* _Exercise_: A single figure is the whole answer: the number of lines in the entries that contain "list".

****************************************

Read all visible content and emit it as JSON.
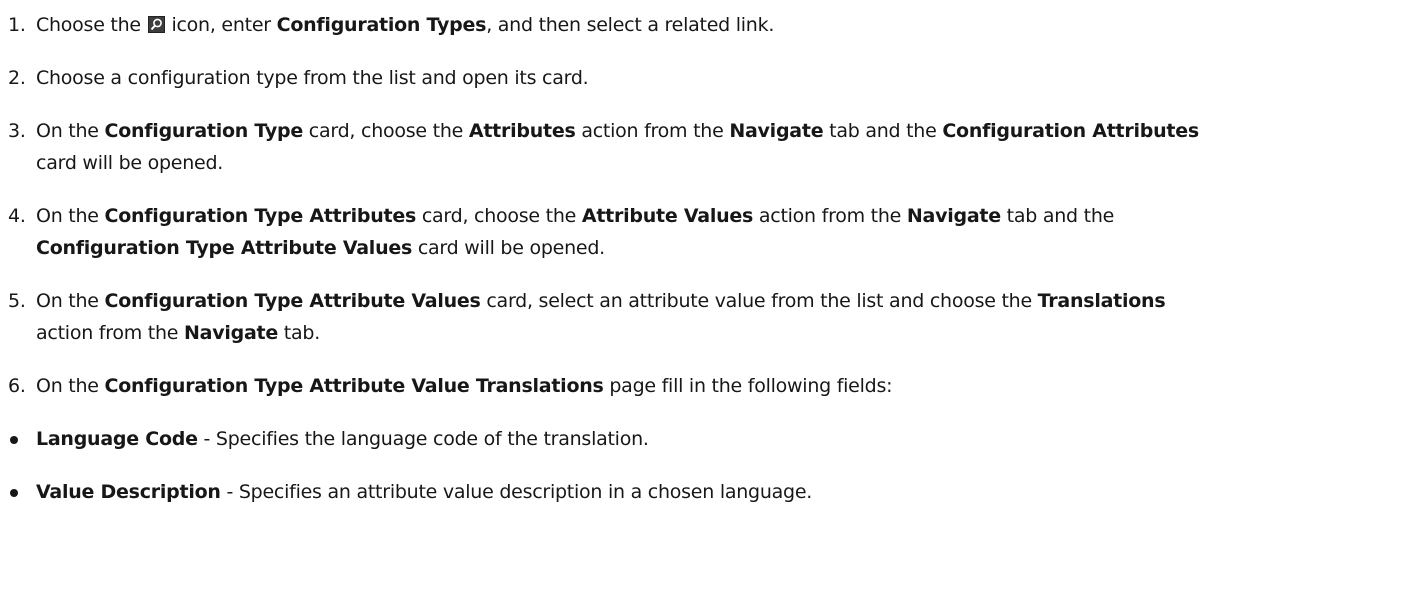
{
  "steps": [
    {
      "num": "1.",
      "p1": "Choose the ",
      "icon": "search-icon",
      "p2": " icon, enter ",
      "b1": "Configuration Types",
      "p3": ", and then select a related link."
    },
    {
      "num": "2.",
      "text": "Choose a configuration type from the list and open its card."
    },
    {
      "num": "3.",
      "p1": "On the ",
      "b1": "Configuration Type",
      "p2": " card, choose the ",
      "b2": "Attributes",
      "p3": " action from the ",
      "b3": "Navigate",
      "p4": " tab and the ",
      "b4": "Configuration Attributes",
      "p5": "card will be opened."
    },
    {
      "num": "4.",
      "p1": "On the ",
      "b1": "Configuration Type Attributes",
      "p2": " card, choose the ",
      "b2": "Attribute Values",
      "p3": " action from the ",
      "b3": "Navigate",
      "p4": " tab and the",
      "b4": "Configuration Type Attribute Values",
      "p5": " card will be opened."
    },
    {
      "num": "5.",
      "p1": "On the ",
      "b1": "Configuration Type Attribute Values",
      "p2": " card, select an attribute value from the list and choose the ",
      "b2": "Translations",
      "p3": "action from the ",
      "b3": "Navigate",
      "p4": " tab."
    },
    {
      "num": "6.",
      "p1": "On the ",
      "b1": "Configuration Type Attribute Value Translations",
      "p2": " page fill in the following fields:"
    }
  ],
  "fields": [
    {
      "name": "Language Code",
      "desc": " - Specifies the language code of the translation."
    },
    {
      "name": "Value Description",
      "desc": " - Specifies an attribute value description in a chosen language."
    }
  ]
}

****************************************

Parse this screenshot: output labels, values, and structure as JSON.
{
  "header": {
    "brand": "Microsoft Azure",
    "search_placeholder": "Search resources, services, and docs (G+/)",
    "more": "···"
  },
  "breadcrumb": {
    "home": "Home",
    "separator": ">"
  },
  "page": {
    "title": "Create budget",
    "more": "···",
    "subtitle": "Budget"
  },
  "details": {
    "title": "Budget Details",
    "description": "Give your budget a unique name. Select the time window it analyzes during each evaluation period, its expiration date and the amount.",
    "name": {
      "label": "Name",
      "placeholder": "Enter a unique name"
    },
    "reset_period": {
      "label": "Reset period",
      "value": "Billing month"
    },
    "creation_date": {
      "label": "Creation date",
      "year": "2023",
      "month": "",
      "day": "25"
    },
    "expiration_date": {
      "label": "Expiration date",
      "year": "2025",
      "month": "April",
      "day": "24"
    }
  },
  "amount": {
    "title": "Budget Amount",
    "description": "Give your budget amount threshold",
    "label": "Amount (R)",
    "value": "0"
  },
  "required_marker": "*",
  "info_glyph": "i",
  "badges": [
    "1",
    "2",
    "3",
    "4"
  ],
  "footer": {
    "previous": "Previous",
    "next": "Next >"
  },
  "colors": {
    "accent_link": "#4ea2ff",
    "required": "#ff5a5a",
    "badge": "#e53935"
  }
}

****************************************

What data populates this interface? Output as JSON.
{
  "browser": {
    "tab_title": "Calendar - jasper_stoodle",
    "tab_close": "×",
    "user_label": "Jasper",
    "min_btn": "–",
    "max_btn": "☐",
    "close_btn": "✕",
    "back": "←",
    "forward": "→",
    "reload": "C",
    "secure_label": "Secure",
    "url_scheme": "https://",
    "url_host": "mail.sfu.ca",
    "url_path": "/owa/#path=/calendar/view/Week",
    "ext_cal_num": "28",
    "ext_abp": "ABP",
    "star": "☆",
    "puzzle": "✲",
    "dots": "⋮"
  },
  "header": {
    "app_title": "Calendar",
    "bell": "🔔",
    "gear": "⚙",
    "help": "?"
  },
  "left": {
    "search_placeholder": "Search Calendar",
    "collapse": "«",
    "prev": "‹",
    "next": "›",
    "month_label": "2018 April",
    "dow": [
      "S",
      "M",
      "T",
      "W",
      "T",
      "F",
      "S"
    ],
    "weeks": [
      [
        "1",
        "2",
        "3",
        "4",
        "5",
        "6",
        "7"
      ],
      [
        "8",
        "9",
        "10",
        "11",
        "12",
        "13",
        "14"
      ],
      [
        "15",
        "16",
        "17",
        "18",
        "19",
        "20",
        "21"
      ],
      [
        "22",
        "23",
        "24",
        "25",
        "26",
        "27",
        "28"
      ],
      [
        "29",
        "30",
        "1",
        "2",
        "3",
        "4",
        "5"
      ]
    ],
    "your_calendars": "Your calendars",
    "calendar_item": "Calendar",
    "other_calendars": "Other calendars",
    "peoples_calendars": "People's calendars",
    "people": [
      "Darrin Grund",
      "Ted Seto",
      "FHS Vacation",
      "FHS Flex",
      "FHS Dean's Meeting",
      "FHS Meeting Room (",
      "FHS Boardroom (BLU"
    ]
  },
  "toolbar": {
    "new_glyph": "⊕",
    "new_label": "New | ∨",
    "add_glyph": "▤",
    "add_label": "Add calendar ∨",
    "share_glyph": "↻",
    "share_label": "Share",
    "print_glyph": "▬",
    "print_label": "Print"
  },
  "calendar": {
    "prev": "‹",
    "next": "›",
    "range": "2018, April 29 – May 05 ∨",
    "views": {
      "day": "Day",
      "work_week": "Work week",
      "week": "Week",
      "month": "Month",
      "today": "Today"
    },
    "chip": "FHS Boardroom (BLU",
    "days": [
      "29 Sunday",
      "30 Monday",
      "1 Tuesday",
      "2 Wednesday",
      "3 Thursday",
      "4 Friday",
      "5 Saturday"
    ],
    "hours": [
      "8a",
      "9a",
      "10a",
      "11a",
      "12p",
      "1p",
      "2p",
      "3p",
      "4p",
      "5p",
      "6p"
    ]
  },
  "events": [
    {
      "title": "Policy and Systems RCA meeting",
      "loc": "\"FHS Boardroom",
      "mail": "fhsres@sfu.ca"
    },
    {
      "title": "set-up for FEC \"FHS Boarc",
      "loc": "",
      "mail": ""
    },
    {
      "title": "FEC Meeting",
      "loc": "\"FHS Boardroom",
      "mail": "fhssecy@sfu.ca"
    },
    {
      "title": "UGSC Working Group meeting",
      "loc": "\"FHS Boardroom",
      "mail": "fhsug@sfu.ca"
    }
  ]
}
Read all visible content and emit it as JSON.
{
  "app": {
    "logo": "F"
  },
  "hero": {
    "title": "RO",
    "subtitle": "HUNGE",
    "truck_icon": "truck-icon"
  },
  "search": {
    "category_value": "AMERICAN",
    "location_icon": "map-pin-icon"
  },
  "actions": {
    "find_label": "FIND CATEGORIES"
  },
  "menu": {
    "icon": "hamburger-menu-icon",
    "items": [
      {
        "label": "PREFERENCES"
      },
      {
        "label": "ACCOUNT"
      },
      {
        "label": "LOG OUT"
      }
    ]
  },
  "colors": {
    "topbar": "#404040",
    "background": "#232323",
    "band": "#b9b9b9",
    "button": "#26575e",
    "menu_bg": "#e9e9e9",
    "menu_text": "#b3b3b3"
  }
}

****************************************

* _Exercise result_: 2